by Tom Chorneau, SI&A Cabinet Report | http://bit.ly/1d0tT7m
February 19, 2014 (Calif.) :: After withdrawing an aggressive plan to enhance online learning in K-12 classrooms last year, Gov. Jerry Brown has returned with a less ambitious proposal – but one that may have broader impact.
Brown drew national attention in early 2013 for his embrace of flat rate college courses offered online and for a system that would allow K-12 districts to collect state attendance funding for students enrolled in asynchronous online instruction. But questions over accountability of the K-12 system forced the governor to drop his ideas heading into final budget negotiations.
This year, Brown is looking merely to streamline the system schools must go through for converting student independent study work into seat time and thus state funding.
The non-partisan Legislative Analyst, in its latest review of Brown’s education budget proposal, said his idea is generally a good one – but suggested it should be applied across the entire K-12 system instead of just high schools.
“This time the governor isn’t so focused on whether the learning is being done entirely online or partially in a traditional setting,” said Kenneth Kapphahn, a fiscal and policy analyst at the LAO who helped write the section on independent study.
“Instead, he’s proposed a broader plan, trying to make the whole system more flexible and take some of the complex, compliance rules out of the program,” Kapphahn said.

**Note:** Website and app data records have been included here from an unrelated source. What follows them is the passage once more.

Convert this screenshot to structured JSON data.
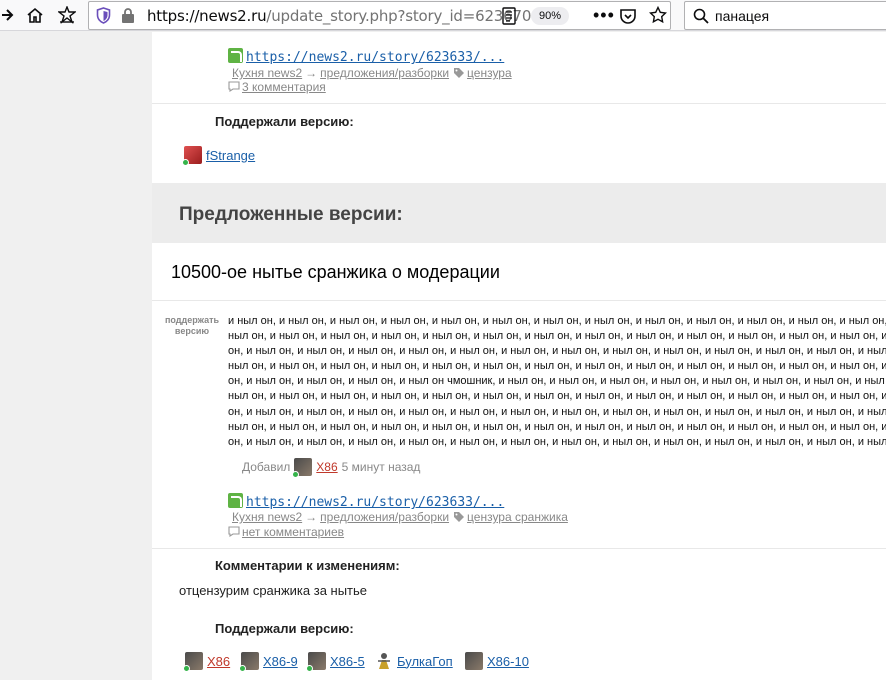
{
  "browser": {
    "url_host": "https://news2.ru",
    "url_path": "/update_story.php?story_id=623670",
    "zoom": "90%",
    "search_value": "панацея"
  },
  "top_story": {
    "link": "https://news2.ru/story/623633/...",
    "source": "Кухня news2",
    "category": "предложения/разборки",
    "tag": "цензура",
    "comments": "3 комментария"
  },
  "top_supporters": {
    "label": "Поддержали версию:",
    "users": [
      {
        "name": "fStrange",
        "avatar": "red-avatar"
      }
    ]
  },
  "proposed": {
    "section_title": "Предложенные версии:",
    "story_title": "10500-ое нытье сранжика о модерации",
    "support_button": "поддержать версию",
    "body_lines": [
      "и ныл он, и ныл он, и ныл он, и ныл он, и ныл он, и ныл он, и ныл он, и ныл он, и ныл он, и ныл он, и ныл он, и ныл он, и ныл он, и",
      "ныл он, и ныл он, и ныл он, и ныл он, и ныл он, и ныл он, и ныл он, и ныл он, и ныл он, и ныл он, и ныл он, и ныл он, и ныл он, и ныл",
      "он, и ныл он, и ныл он, и ныл он, и ныл он, и ныл он, и ныл он, и ныл он, и ныл он, и ныл он, и ныл он, и ныл он, и ныл он, и ныл он, и ныл",
      "ныл он, и ныл он, и ныл он, и ныл он, и ныл он, и ныл он, и ныл он, и ныл он, и ныл он, и ныл он, и ныл он, и ныл он, и ныл он, и ныл он",
      "он, и ныл он, и ныл он, и ныл он, и ныл он чмошник, и ныл он, и ныл он, и ныл он, и ныл он, и ныл он, и ныл он, и ныл он, и ныл он",
      "ныл он, и ныл он, и ныл он, и ныл он, и ныл он, и ныл он, и ныл он, и ныл он, и ныл он, и ныл он, и ныл он, и ныл он, и ныл он, и ныл он",
      "он, и ныл он, и ныл он, и ныл он, и ныл он, и ныл он, и ныл он, и ныл он, и ныл он, и ныл он, и ныл он, и ныл он, и ныл он, и ныл он, и ныл",
      "ныл он, и ныл он, и ныл он, и ныл он, и ныл он, и ныл он, и ныл он, и ныл он, и ныл он, и ныл он, и ныл он, и ныл он, и ныл он, и ныл он",
      "он, и ныл он, и ныл он, и ныл он, и ныл он, и ныл он, и ныл он, и ныл он, и ныл он, и ныл он, и ныл он, и ныл он, и ныл он, и ныл он, и ныл"
    ],
    "added_label": "Добавил",
    "author": "X86",
    "added_time": "5 минут назад",
    "link": "https://news2.ru/story/623633/...",
    "source": "Кухня news2",
    "category": "предложения/разборки",
    "tag": "цензура сранжика",
    "comments": "нет комментариев",
    "changes_label": "Комментарии к изменениям:",
    "changes_text": "отцензурим сранжика за нытье",
    "supporters_label": "Поддержали версию:",
    "supporters": [
      {
        "name": "X86",
        "color": "red"
      },
      {
        "name": "X86-9",
        "color": "blue"
      },
      {
        "name": "X86-5",
        "color": "blue"
      },
      {
        "name": "БулкаГоп",
        "color": "blue"
      },
      {
        "name": "X86-10",
        "color": "blue"
      }
    ]
  }
}
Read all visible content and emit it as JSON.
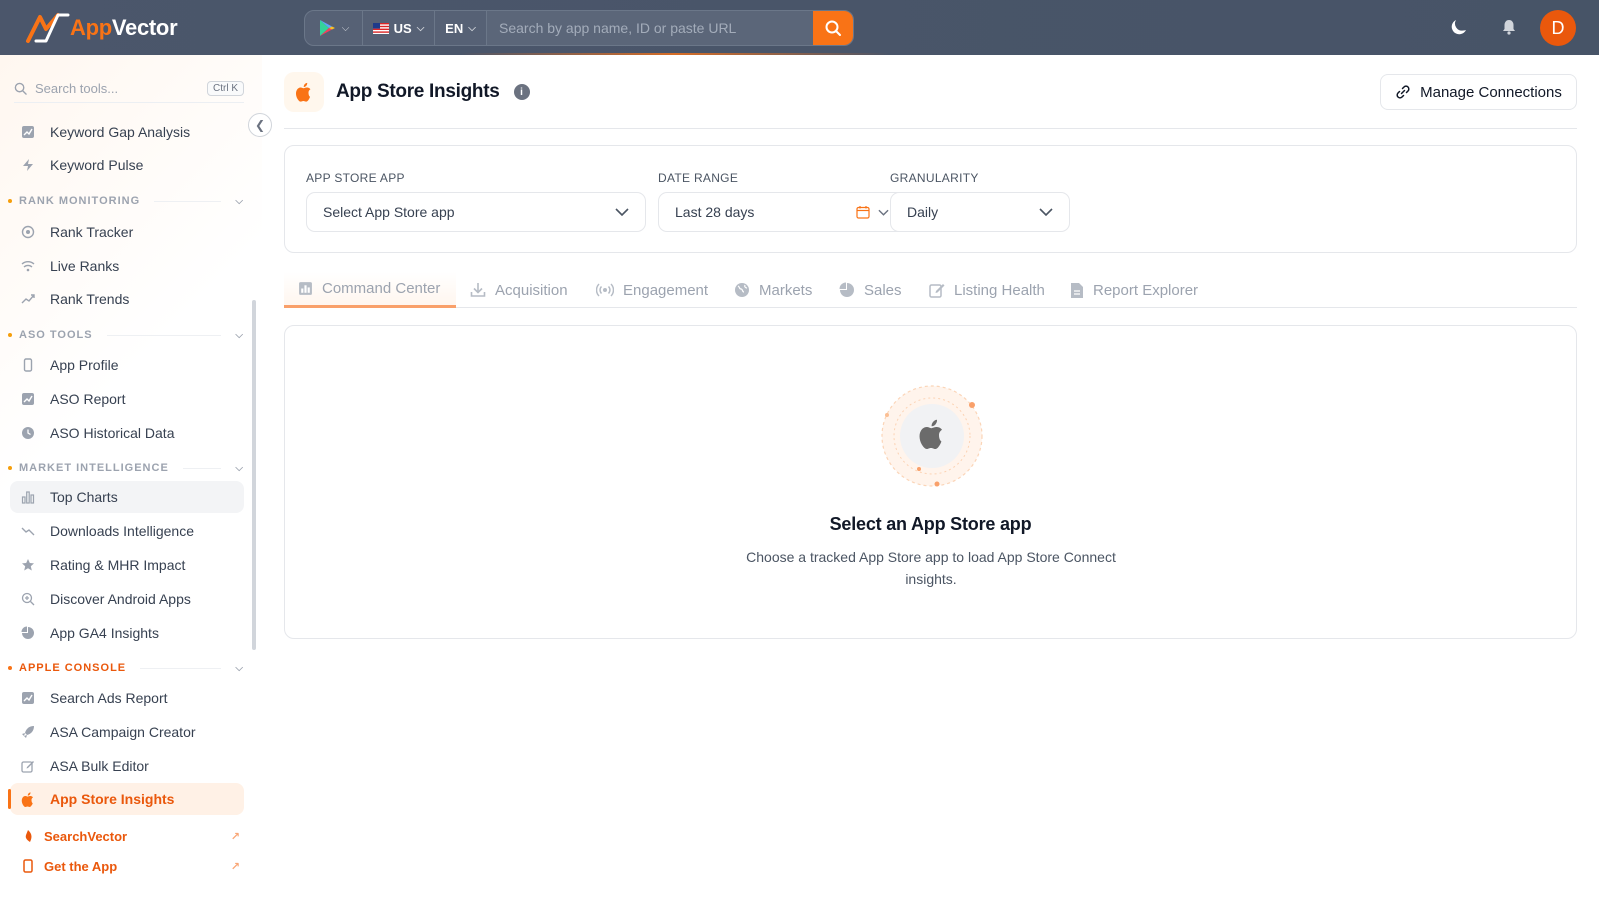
{
  "brand": {
    "part1": "App",
    "part2": "Vector"
  },
  "topbar": {
    "store_icon": "google-play-icon",
    "country": "US",
    "language": "EN",
    "search_placeholder": "Search by app name, ID or paste URL",
    "avatar_initial": "D"
  },
  "sidebar": {
    "search_placeholder": "Search tools...",
    "search_shortcut": "Ctrl K",
    "top_items": [
      {
        "label": "Keyword Gap Analysis",
        "icon": "chart-square-icon"
      },
      {
        "label": "Keyword Pulse",
        "icon": "bolt-icon"
      }
    ],
    "sections": [
      {
        "title": "RANK MONITORING",
        "items": [
          {
            "label": "Rank Tracker",
            "icon": "target-icon"
          },
          {
            "label": "Live Ranks",
            "icon": "wifi-icon"
          },
          {
            "label": "Rank Trends",
            "icon": "trend-up-icon"
          }
        ]
      },
      {
        "title": "ASO TOOLS",
        "items": [
          {
            "label": "App Profile",
            "icon": "phone-icon"
          },
          {
            "label": "ASO Report",
            "icon": "chart-square-icon"
          },
          {
            "label": "ASO Historical Data",
            "icon": "clock-icon"
          }
        ]
      },
      {
        "title": "MARKET INTELLIGENCE",
        "items": [
          {
            "label": "Top Charts",
            "icon": "bar-chart-icon"
          },
          {
            "label": "Downloads Intelligence",
            "icon": "trend-down-icon"
          },
          {
            "label": "Rating & MHR Impact",
            "icon": "star-icon"
          },
          {
            "label": "Discover Android Apps",
            "icon": "search-plus-icon"
          },
          {
            "label": "App GA4 Insights",
            "icon": "pie-icon"
          }
        ]
      },
      {
        "title": "APPLE CONSOLE",
        "items": [
          {
            "label": "Search Ads Report",
            "icon": "chart-square-icon"
          },
          {
            "label": "ASA Campaign Creator",
            "icon": "rocket-icon"
          },
          {
            "label": "ASA Bulk Editor",
            "icon": "edit-icon"
          },
          {
            "label": "App Store Insights",
            "icon": "apple-icon"
          }
        ]
      }
    ],
    "external": [
      {
        "label": "SearchVector",
        "icon": "searchvector-icon"
      },
      {
        "label": "Get the App",
        "icon": "phone-icon"
      }
    ]
  },
  "page": {
    "title": "App Store Insights",
    "manage_label": "Manage Connections"
  },
  "filters": {
    "app_label": "APP STORE APP",
    "app_value": "Select App Store app",
    "date_label": "DATE RANGE",
    "date_value": "Last 28 days",
    "gran_label": "GRANULARITY",
    "gran_value": "Daily"
  },
  "tabs": [
    {
      "label": "Command Center",
      "icon": "chart-square-icon",
      "active": true
    },
    {
      "label": "Acquisition",
      "icon": "download-icon"
    },
    {
      "label": "Engagement",
      "icon": "broadcast-icon"
    },
    {
      "label": "Markets",
      "icon": "globe-icon"
    },
    {
      "label": "Sales",
      "icon": "pie-icon"
    },
    {
      "label": "Listing Health",
      "icon": "edit-icon"
    },
    {
      "label": "Report Explorer",
      "icon": "file-icon"
    }
  ],
  "empty": {
    "title": "Select an App Store app",
    "subtitle": "Choose a tracked App Store app to load App Store Connect insights."
  },
  "colors": {
    "accent": "#f97316",
    "topbar": "#4b566b"
  }
}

Last year about 140,000 students relied on independent study for at least half of their coursework, according to the LAO, with about two-thirds of that coming from high schools and the remainder from the lower grades.
Independent study has become the default vehicle for many types of alternative curriculum in California – including online learning – because it provides districts some method of giving students freedom to work outside the traditional classroom and still qualify for state support.
The problem, as Brown has pointed out, is that the current independent study system was designed decades ago, before the advent of the internet. It is also saddled with a long, complex set of rules imposed on district administrators and teachers aimed at ensuring students are doing work that is aligned with state curriculum goals.
In the traditional setting, districts qualify for state funding only for the days that students are physically in school. Districts are required to offer a minimum number of classroom hours, or seat time, which vary by grade. The independent study program allows students to earn credits for work their do on their own, overseen by a teacher who is charged with certifying that the work can be translated into seat time.
Kapphahn explained that the current system for certifying work into seat time is very prescriptive and can discourage districts from offering the option given the investment required to administer the program.
Last year, Brown suggested that the independent study system should be reconstructed so that the academic contract focused more on measurable outcomes than sequence of a step-by-step work product. He also supported the notion that online learning would benefit by allowing instruction to take place independent of when a student was working and when an instructor was checking in.
But because of concerns raised by the California Department of Education and the LAO over accountability, the governor decided to shelve the proposal.
Brown’s latest plan, offered in his January 2014 budget, would retain existing requirements that students work under written learning agreements and the general supervision of a teacher as well as a provision allowing instruction to occur off site. The governor, however, has dropped his idea to allow districts to collect ADA for asynchronous online instruction.
He is asking, however, that the local school board be given authority to certify coursework. That is, instead of making teachers go through the process of certifying that all individual assignments meet state standards, make it a one-time certification granted for an entire course by the school board.
The LAO said the idea is a good one given that it would reduce the amount of administrative work teachers would need to perform and allow more time for helping students.
Brown’s seat-time conversion plan would be limited to high schools but he’s proposed a variation for lower grades.
K-8 independent study would still require a contract with the student, but Brown would require daily, on-site instruction to be under the supervision of a teacher. The LAO suggested this idea wasn’t much of an improvement over the existing system.
“The supervision requirements are more flexible than the rules for classroom-based instruction, but less flexible than the rules for existing (independent study) or the new course-based option,” the LAO said. “We think a blended learning program willing to make the effort of establishing learning contracts for all of its students would be likely to use one of the more flexible (independent study) options.”